Since only 8% of the population in Australia and 8% in Britain attend church on a weekly basis, a mega church simply represents a reshuffling of the cards. It is growth by transference, not growth by genuine contextual missions in the community. And lest Americans feel too peachy-keen, it is best noting that the average congregation-size for the USA is only 80 persons (Willow Creek, Saddleback, and Crystal Cathedral models are not normative). The termites, sociologically, have eroded away the traditional western ethos on which local congregations have functioned.
So the answer is not to be found in the latest metamorphosed version of Alpha or seeker-sensitive models. The answer is not a reassertion of a medieval or Renaissance model. The answer is not the sawdust trail style of revivalism. The answer is not mass e-mails of slogans that “Jesus saves”. Nor is it conjuring up SMS-texts to dispatch to the mobile phones you have in your address records; or devising more jazzy looking tracts (all of which are destined for the dust-bin unread).

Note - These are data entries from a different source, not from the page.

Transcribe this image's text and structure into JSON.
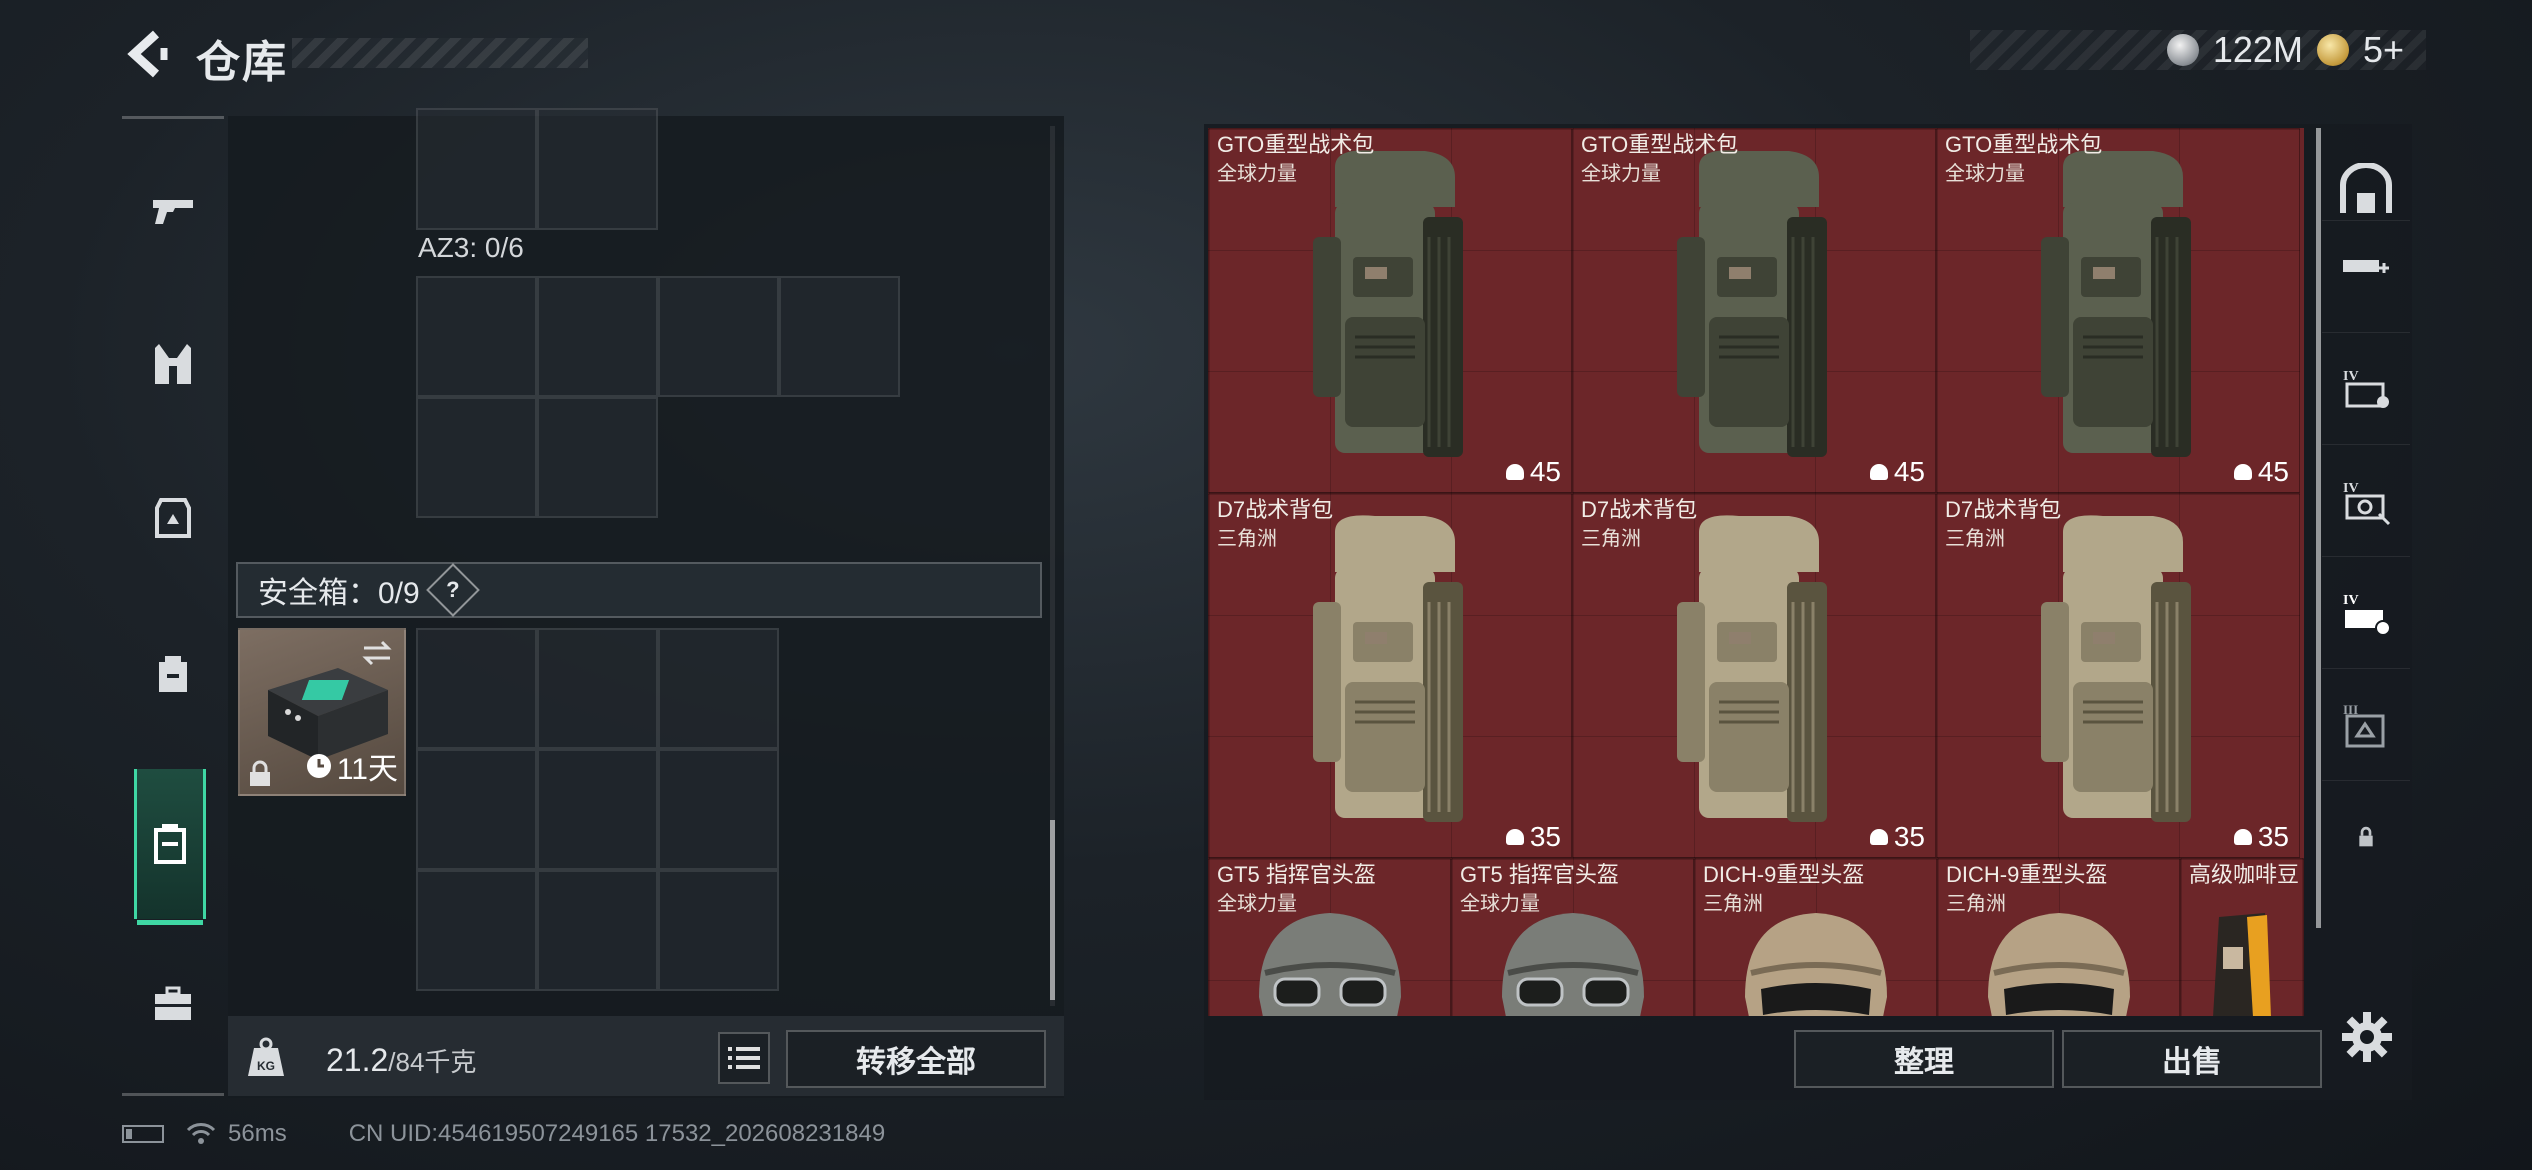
{
  "header": {
    "title": "仓库",
    "currency_silver": "122M",
    "currency_gold": "5+"
  },
  "left_sidebar": {
    "items": [
      {
        "icon": "pistol-icon"
      },
      {
        "icon": "vest-icon"
      },
      {
        "icon": "armor-icon"
      },
      {
        "icon": "backpack-icon"
      },
      {
        "icon": "safe-box-icon",
        "active": true
      },
      {
        "icon": "briefcase-icon"
      }
    ]
  },
  "inventory": {
    "az3_label": "AZ3: 0/6",
    "safe_box_label": "安全箱：0/9",
    "safe_box_help": "?",
    "safe_item_days": "11天",
    "weight_current": "21.2",
    "weight_max": "/84千克",
    "transfer_all_label": "转移全部"
  },
  "status": {
    "ping": "56ms",
    "uid": "CN UID:454619507249165 17532_202608231849"
  },
  "storage": {
    "items": [
      {
        "name": "GTO重型战术包",
        "source": "全球力量",
        "capacity": "45",
        "kind": "backpack",
        "tone": "dark"
      },
      {
        "name": "GTO重型战术包",
        "source": "全球力量",
        "capacity": "45",
        "kind": "backpack",
        "tone": "dark"
      },
      {
        "name": "GTO重型战术包",
        "source": "全球力量",
        "capacity": "45",
        "kind": "backpack",
        "tone": "dark"
      },
      {
        "name": "D7战术背包",
        "source": "三角洲",
        "capacity": "35",
        "kind": "backpack",
        "tone": "tan"
      },
      {
        "name": "D7战术背包",
        "source": "三角洲",
        "capacity": "35",
        "kind": "backpack",
        "tone": "tan"
      },
      {
        "name": "D7战术背包",
        "source": "三角洲",
        "capacity": "35",
        "kind": "backpack",
        "tone": "tan"
      },
      {
        "name": "GT5 指挥官头盔",
        "source": "全球力量",
        "kind": "helmet",
        "tone": "dark"
      },
      {
        "name": "GT5 指挥官头盔",
        "source": "全球力量",
        "kind": "helmet",
        "tone": "dark"
      },
      {
        "name": "DICH-9重型头盔",
        "source": "三角洲",
        "kind": "helmet",
        "tone": "tan"
      },
      {
        "name": "DICH-9重型头盔",
        "source": "三角洲",
        "kind": "helmet",
        "tone": "tan"
      },
      {
        "name": "高级咖啡豆",
        "source": "",
        "kind": "coffee",
        "tone": "tan"
      }
    ],
    "sort_label": "整理",
    "sell_label": "出售"
  },
  "right_sidebar": {
    "items": [
      "storage-home-icon",
      "weapon-add-icon",
      "level-iv-box-icon",
      "level-iv-camera-icon",
      "level-iv-tray-icon",
      "level-iii-box-icon",
      "lock-icon"
    ]
  },
  "colors": {
    "accent": "#3fd7a4",
    "tile_red": "#6c2629",
    "panel": "#161b20"
  }
}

The danger is that well intentioned Christians create silly church sign boards that only communicate to the in-group. The manner in which some evangelistic activities (the Sunday night live special speaker service) are undertaken is they are virtually doomed to fail at the outset because no prior critical assessment of the local social context has occurred nor any reflections on whether the outreach methods relied on for so long are appropriate for our time.
The salvation slogans are just “noise” or “static” on the airwaves to the outsider. Simply accosting people and saying “Jesus loves you, Jesus died for you, Jesus saves”, assumes that the listener already knows what you mean. Instead the message is not received favourably or comprehended. It is like a spam e-mail, something to be immediately erased from the in-box.

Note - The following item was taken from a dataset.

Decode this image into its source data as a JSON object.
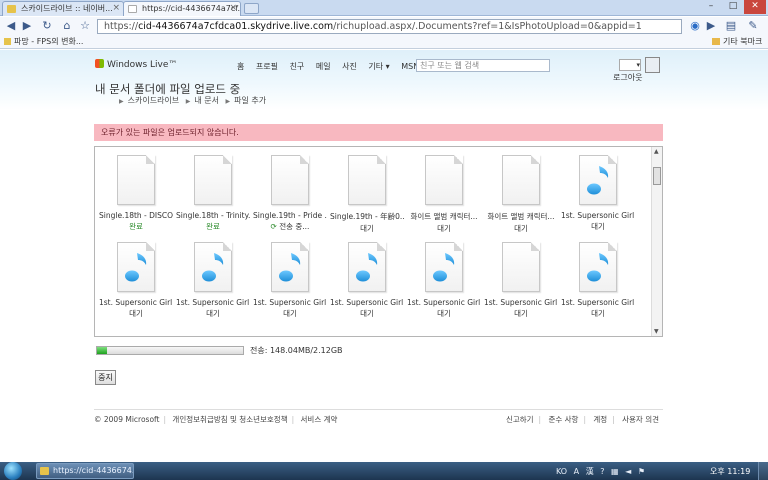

So slogans and formulaic franchised programmes are simply efforts to look for quick fixes and pragmatic results. They avoid the hard work required that entails deep critical reflection on:
- Biblical principles and theology of missions.
- The critical discernment of culture.
- That the drift toward DIY and other options represents the “unpaid bills of the church” (i.e. we are part of the problem rather than being the solution).
It is no solution to avoid facing the dire realities around us. Raw integrity demands that Christians move from the waves of fads, and become grounded in the kingdom teachings of Jesus and the whole counsel of God. Is the Jesus you have as the object of your faith, truly Jesus of Nazareth? Or is it a romanticised and decontextualised Jesus who suits your lifestyle? Maybe there is a profound need for us to “discard” the images of Jesus we take at face value. Maybe we need to allow Jesus to speak for himself and be rediscovered, as the one who blows away all our pretensions, and brings into our lives a hermeneutic of suspicion that challenges the comfy values and attitudes we cherish; who challenges us to discard our idols; who calls us to dismantle our power games of control; and who invites us to be utterly transparent in the presence of the triune Creator.
Philip Johnson is the author of several books including “Jesus and the gods of the New Age” (with Ross Clifford) and a contributor to “Encountering New Religious Movements”